Topological Data Analysis: Applications to Computer Vision
Vitaliy Kurlin (Durham)
Monday 8th December, 2014 16:00-17:00 Maths 326
Topological Data Analysis is a new research area on the interface between algebraic topology, computational geometry, machine learning and statistics. The key aims are to efficiently represent real-life shapes and to measure shapes by using topological invariants such as homology groups. The usual input is a big unstructured point cloud, which is a finite metric space. The desired outputs are persistent topological structures hidden in the cloud. The flagship method is persistent homology describing the evolution of homology classes in the filtration on data points over all possible scales. After reviewing basic concepts and results, we consider two applications.
The first result is presented at CVPR 2014: Computer Vision and Pattern Recognition. We study the problem of counting holes in noisy 2D clouds. Such clouds emerge as laser scans of building facades with holes representing windows. We design a fast algorithm to count holes that are most persistent in the filtration of neighbourhoods around points in the given cloud. We prove theoretical guarantees when the algorithm finds the correct number of holes (components in the complement) of an unknown shape approximated by a cloud in the plane.

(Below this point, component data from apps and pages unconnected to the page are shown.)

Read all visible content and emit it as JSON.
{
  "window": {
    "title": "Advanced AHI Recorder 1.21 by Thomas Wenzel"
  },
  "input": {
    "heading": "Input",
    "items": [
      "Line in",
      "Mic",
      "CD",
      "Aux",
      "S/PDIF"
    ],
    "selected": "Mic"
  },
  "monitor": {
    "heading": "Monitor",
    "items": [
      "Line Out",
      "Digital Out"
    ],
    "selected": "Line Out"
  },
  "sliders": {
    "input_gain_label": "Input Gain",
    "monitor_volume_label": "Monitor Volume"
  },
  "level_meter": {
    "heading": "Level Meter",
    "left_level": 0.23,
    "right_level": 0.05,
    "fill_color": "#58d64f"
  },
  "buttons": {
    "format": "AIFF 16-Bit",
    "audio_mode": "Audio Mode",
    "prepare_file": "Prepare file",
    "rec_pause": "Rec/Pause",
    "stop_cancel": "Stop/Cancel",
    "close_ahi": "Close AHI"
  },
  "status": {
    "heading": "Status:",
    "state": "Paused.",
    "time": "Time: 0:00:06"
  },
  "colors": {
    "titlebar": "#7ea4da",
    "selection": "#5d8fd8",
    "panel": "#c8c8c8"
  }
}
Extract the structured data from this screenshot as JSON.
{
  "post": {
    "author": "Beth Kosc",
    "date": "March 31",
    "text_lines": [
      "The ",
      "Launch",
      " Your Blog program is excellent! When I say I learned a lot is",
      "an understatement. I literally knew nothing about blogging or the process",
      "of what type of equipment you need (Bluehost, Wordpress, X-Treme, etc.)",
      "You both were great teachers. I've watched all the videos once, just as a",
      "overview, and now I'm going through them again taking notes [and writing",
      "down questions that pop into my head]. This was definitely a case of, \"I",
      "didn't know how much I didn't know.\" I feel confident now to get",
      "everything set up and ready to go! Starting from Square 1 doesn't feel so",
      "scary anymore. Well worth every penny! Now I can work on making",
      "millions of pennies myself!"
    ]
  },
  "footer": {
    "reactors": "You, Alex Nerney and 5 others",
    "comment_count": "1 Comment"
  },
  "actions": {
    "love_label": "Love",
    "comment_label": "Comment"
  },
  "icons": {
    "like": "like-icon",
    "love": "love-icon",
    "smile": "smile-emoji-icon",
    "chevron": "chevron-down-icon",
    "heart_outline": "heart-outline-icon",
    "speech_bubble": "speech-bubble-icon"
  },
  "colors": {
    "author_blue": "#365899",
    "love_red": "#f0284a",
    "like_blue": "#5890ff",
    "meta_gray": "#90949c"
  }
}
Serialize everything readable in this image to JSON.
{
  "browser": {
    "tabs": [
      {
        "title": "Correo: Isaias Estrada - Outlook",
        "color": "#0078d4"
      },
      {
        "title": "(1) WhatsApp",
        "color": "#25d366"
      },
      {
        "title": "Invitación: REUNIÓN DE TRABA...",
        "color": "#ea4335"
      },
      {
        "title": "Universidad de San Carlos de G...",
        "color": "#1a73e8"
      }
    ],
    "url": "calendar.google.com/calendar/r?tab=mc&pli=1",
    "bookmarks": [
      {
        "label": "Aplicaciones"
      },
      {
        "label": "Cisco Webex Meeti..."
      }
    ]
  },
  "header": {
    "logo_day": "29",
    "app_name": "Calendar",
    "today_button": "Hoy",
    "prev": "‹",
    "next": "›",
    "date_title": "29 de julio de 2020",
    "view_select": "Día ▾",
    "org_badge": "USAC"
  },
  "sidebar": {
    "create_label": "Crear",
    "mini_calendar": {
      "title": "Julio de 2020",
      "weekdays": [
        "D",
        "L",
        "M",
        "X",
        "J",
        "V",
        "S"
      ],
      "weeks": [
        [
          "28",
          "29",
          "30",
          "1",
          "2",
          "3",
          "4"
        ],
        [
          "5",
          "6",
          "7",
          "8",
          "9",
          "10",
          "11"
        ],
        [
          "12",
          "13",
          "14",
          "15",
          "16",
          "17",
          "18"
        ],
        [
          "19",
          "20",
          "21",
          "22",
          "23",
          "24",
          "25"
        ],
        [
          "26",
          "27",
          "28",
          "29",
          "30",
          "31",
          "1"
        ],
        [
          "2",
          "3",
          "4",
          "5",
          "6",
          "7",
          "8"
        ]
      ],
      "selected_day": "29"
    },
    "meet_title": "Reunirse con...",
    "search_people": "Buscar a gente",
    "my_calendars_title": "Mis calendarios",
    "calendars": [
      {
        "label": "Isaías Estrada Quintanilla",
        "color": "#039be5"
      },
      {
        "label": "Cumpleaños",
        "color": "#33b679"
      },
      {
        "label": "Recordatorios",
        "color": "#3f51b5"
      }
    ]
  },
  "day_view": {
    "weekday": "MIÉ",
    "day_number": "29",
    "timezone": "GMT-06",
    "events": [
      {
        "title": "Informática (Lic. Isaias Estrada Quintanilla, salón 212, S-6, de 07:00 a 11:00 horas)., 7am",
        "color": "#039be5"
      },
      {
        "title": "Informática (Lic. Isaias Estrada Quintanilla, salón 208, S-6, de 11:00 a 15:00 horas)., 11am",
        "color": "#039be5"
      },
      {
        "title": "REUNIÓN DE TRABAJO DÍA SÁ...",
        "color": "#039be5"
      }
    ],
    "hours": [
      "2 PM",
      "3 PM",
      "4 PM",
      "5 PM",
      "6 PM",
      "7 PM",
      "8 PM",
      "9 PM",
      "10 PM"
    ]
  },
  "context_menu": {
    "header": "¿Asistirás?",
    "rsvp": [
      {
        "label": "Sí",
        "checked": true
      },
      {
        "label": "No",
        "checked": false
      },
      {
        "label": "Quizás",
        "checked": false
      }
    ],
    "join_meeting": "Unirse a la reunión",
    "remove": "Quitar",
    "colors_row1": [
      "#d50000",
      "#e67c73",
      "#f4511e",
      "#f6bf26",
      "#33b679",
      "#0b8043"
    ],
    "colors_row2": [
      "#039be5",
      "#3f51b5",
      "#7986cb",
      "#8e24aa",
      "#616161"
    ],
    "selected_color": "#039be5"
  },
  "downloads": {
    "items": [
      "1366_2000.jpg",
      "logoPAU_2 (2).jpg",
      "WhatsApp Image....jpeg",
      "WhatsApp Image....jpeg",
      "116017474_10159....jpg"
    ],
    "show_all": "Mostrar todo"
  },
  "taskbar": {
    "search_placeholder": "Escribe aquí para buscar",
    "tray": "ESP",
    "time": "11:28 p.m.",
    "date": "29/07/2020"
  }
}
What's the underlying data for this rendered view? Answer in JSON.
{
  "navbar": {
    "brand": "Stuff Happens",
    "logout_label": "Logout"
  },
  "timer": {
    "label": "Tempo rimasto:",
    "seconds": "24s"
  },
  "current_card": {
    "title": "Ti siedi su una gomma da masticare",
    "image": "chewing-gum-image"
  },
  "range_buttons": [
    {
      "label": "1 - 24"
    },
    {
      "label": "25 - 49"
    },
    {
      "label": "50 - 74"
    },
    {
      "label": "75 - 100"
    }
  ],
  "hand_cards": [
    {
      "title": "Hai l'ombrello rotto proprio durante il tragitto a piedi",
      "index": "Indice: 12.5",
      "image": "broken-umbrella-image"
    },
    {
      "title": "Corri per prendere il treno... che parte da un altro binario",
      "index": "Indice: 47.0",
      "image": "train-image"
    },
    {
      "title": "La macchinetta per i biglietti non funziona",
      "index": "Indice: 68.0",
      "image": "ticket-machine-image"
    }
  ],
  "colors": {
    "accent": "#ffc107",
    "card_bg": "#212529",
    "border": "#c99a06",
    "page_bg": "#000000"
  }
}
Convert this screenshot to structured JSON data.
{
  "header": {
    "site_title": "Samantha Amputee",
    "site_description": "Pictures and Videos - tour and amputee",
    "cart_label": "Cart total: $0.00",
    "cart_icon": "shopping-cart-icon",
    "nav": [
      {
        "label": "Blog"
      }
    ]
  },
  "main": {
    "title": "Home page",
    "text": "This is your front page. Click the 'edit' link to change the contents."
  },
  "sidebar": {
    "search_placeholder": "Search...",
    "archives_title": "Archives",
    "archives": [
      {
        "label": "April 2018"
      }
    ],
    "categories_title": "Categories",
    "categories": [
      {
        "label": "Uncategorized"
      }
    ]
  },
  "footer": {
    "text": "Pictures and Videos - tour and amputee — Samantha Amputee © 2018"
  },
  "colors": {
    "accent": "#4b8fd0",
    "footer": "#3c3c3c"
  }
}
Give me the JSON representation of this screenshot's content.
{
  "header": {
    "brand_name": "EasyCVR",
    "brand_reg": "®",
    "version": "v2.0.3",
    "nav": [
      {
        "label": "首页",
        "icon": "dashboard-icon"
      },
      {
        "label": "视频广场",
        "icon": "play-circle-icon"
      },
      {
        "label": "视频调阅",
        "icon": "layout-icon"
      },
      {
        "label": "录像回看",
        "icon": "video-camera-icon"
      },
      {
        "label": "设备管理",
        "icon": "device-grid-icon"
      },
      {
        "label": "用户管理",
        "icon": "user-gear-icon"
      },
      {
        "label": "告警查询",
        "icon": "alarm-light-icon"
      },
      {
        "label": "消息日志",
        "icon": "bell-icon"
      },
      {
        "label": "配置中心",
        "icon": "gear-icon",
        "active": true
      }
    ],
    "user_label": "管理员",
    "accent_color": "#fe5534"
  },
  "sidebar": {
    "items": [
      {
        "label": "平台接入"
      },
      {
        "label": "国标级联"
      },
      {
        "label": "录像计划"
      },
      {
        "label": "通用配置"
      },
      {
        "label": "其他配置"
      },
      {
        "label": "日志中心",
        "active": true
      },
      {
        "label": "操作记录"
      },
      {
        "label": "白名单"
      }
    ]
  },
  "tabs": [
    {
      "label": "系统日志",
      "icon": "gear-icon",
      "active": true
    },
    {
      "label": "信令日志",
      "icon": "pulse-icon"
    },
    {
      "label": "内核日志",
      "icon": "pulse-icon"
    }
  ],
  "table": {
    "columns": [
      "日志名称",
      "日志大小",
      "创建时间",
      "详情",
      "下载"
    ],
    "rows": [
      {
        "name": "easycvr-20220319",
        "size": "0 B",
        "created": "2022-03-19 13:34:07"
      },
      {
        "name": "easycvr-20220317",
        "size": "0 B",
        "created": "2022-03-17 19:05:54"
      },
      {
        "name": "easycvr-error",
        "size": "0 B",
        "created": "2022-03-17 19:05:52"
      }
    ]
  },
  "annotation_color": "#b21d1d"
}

The second result is presented at CTIC 2014: Computational Topology in Image Context. We extend the previous approach to auto-complete closed contours in 2D clouds emerging from hand-drawn sketches or scans of maps. The new algorithm requires more complicated data structures to maintain adjacency relations of persistent regions, but has the same running time O(n log n) and memory space O(n) for any n points in the plane. For a noisy sample C of a `good' graph G in the plane, the algorithm correctly finds all contours of the graph within a small neighbourhood of G using only the cloud C without any extra input parameters.